Work item: Find every line below with the string "сотрудники" and pick it out.

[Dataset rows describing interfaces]
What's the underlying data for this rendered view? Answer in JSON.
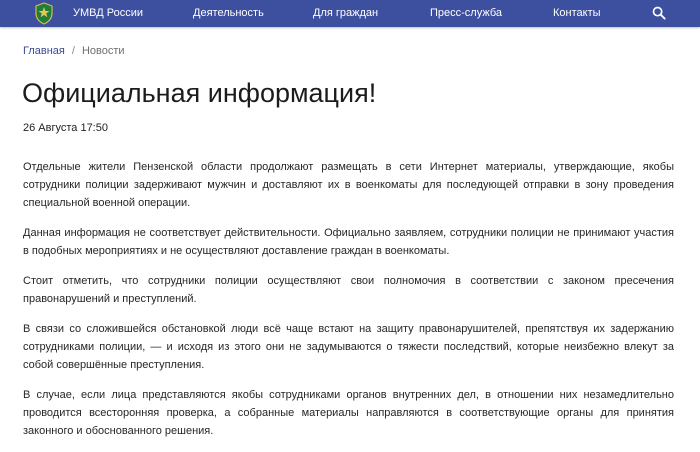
{
  "nav": {
    "brand": "УМВД России",
    "items": [
      "Деятельность",
      "Для граждан",
      "Пресс-служба",
      "Контакты"
    ],
    "search_icon": "search-icon",
    "background": "#3d4f9f"
  },
  "breadcrumb": {
    "home": "Главная",
    "separator": "/",
    "current": "Новости"
  },
  "article": {
    "title": "Официальная информация!",
    "date": "26 Августа 17:50",
    "paragraphs": [
      "Отдельные жители Пензенской области продолжают размещать в сети Интернет материалы, утверждающие, якобы сотрудники полиции задерживают мужчин и доставляют их в военкоматы для последующей отправки в зону проведения специальной военной операции.",
      "Данная информация не соответствует действительности. Официально заявляем, сотрудники полиции не принимают участия в подобных мероприятиях и не осуществляют доставление граждан в военкоматы.",
      "Стоит отметить, что сотрудники полиции осуществляют свои полномочия в соответствии с законом пресечения правонарушений и преступлений.",
      "В связи со сложившейся обстановкой люди всё чаще встают на защиту правонарушителей, препятствуя их задержанию сотрудниками полиции, — и исходя из этого они не задумываются о тяжести последствий, которые неизбежно влекут за собой совершённые преступления.",
      "В случае, если лица представляются якобы сотрудниками органов внутренних дел, в отношении них незамедлительно проводится всесторонняя проверка, а собранные материалы направляются в соответствующие органы для принятия законного и обоснованного решения."
    ]
  }
}
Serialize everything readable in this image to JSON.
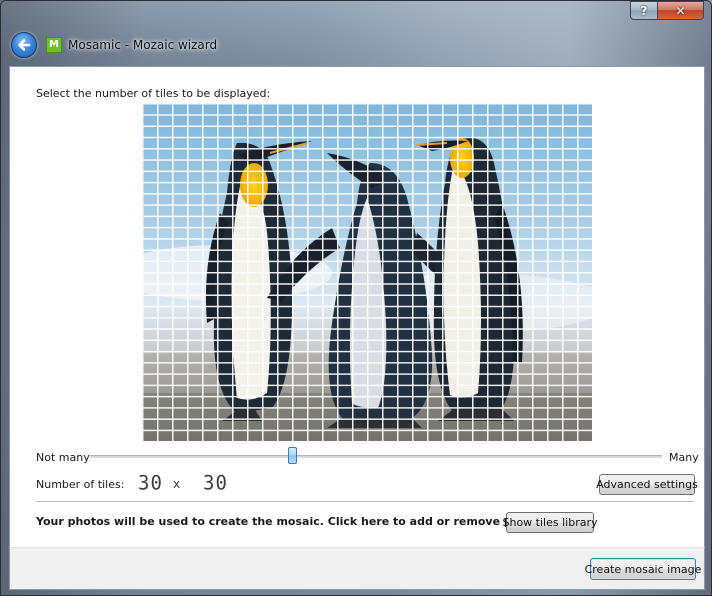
{
  "window": {
    "title": "Mosamic - Mozaic wizard",
    "app_icon_letter": "M",
    "help_glyph": "?",
    "close_glyph": "✕"
  },
  "wizard": {
    "prompt": "Select the number of tiles to be displayed:",
    "slider": {
      "min_label": "Not many",
      "max_label": "Many",
      "value_fraction": 0.355
    },
    "tiles": {
      "label": "Number of tiles:",
      "columns": "30",
      "times": "x",
      "rows": "30"
    },
    "advanced_button": "Advanced settings",
    "photos_prompt": "Your photos will be used to create the mosaic. Click here to add or remove photos:",
    "tiles_library_button": "Show tiles library",
    "create_button": "Create mosaic image"
  },
  "colors": {
    "accent": "#3c7fb1",
    "slider_thumb": "#86bfee",
    "close_button": "#c0442b"
  }
}
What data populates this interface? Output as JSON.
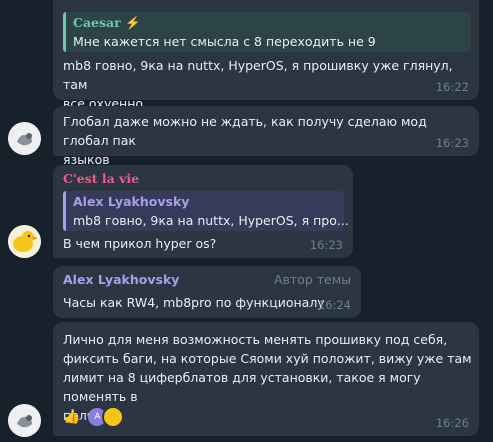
{
  "colors": {
    "background": "#17212b",
    "bubble": "#2b3642",
    "time": "#6d7f8f",
    "quote_green": "#6ec6be",
    "quote_purple": "#a99ee8",
    "sender_pink": "#f05b8c",
    "sender_purple": "#a99ee8"
  },
  "messages": [
    {
      "quote": {
        "name": "Caesar ⚡",
        "text": "Мне кажется нет смысла с 8 переходить не 9"
      },
      "lines": [
        "mb8 говно, 9ка на nuttx, HyperOS, я прошивку уже глянул, там",
        "все охуенно"
      ],
      "time": "16:22"
    },
    {
      "avatar": "avatar-icon",
      "lines": [
        "Глобал даже можно не ждать, как получу сделаю мод глобал пак",
        "языков"
      ],
      "time": "16:23"
    },
    {
      "sender": "C'est la vie",
      "quote": {
        "name": "Alex Lyakhovsky",
        "text": "mb8 говно, 9ка на nuttx, HyperOS, я про..."
      },
      "lines": [
        "В чем прикол hyper os?"
      ],
      "time": "16:23",
      "avatar": "duck-avatar-icon"
    },
    {
      "sender": "Alex Lyakhovsky",
      "role": "Автор темы",
      "lines": [
        "Часы как RW4, mb8pro по функционалу"
      ],
      "time": "16:24"
    },
    {
      "lines": [
        "Лично для меня возможность менять прошивку под себя,",
        "фиксить баги, на которые Сяоми хуй положит, вижу уже там",
        "лимит на 8 циферблатов для установки, такое я могу поменять в",
        "полчаса"
      ],
      "time": "16:26",
      "reaction": {
        "emoji": "👍",
        "icon": "thumbs-up-icon"
      },
      "avatar": "avatar-icon"
    }
  ]
}
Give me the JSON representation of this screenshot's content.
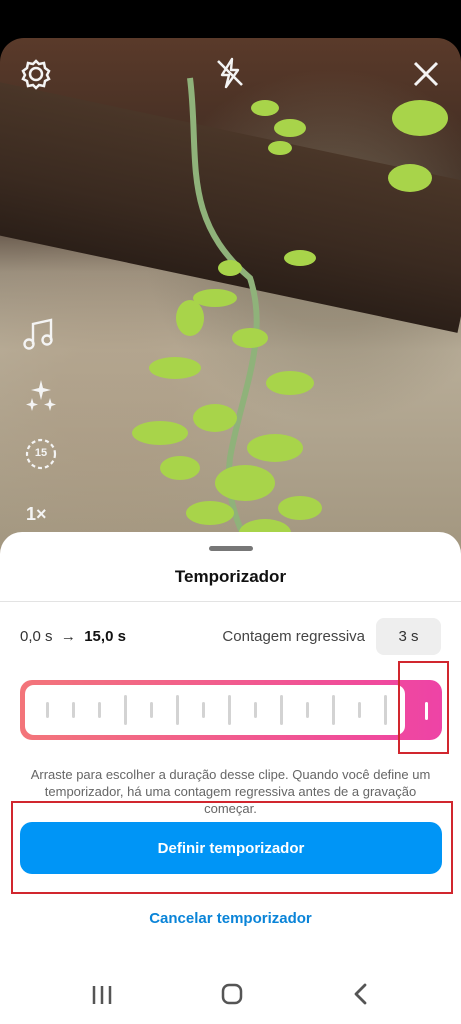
{
  "camera_controls": {
    "icons": [
      "gear-icon",
      "flash-off-icon",
      "close-icon",
      "music-icon",
      "sparkle-effects-icon",
      "timer-15-icon",
      "speed-icon"
    ],
    "timer_badge": "15",
    "speed_label": "1×"
  },
  "sheet": {
    "title": "Temporizador",
    "range_start": "0,0 s",
    "range_arrow": "→",
    "range_end": "15,0 s",
    "countdown_label": "Contagem regressiva",
    "countdown_value": "3 s",
    "slider_value_fraction": 1.0,
    "description": "Arraste para escolher a duração desse clipe. Quando você define um temporizador, há uma contagem regressiva antes de a gravação começar.",
    "primary_button": "Definir temporizador",
    "secondary_link": "Cancelar temporizador"
  },
  "colors": {
    "primary_button": "#0095f6",
    "link": "#0a84d8",
    "slider_gradient_start": "#f3757a",
    "slider_gradient_end": "#ee43a6",
    "highlight_box": "#d1262e"
  },
  "nav_bar": {
    "icons": [
      "recent-apps-icon",
      "home-icon",
      "back-icon"
    ]
  }
}
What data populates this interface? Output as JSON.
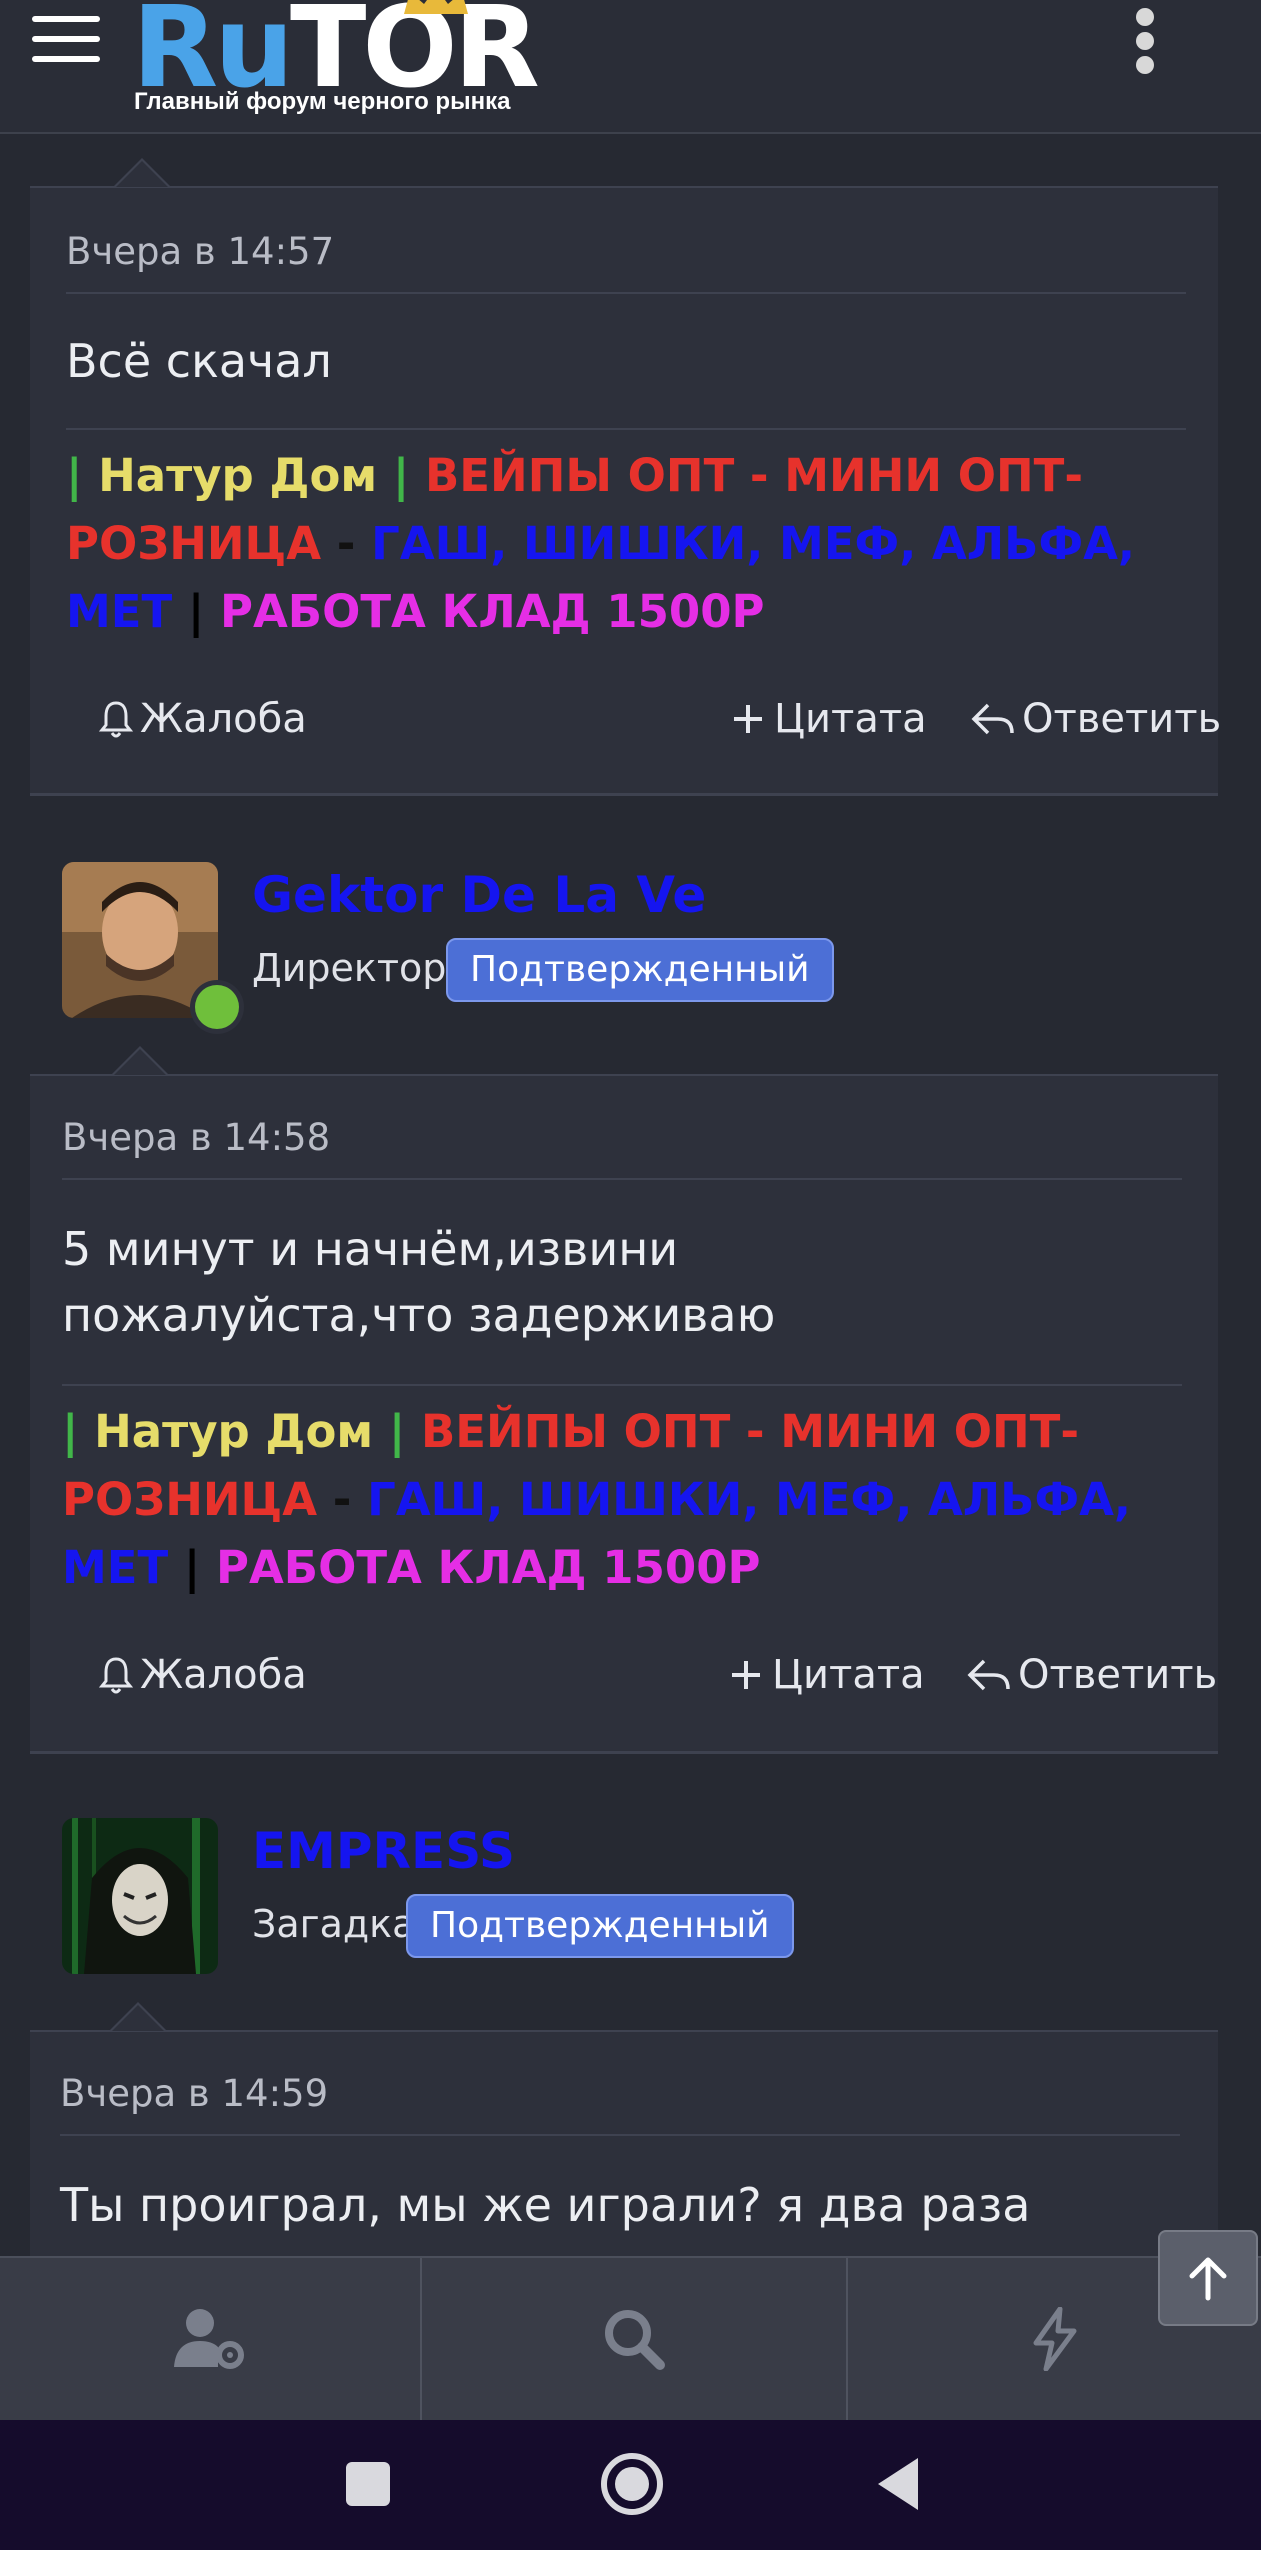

Exercise answer:
      "Отдельные жители Пензенской области продолжают размещать в сети Интернет материалы, утверждающие, якобы сотрудники полиции задерживают мужчин и доставляют их в военкоматы для последующей отправки в зону проведения специальной военной операции.",
      "Данная информация не соответствует действительности. Официально заявляем, сотрудники полиции не принимают участия в подобных мероприятиях и не осуществляют доставление граждан в военкоматы.",
      "Стоит отметить, что сотрудники полиции осуществляют свои полномочия в соответствии с законом пресечения правонарушений и преступлений.",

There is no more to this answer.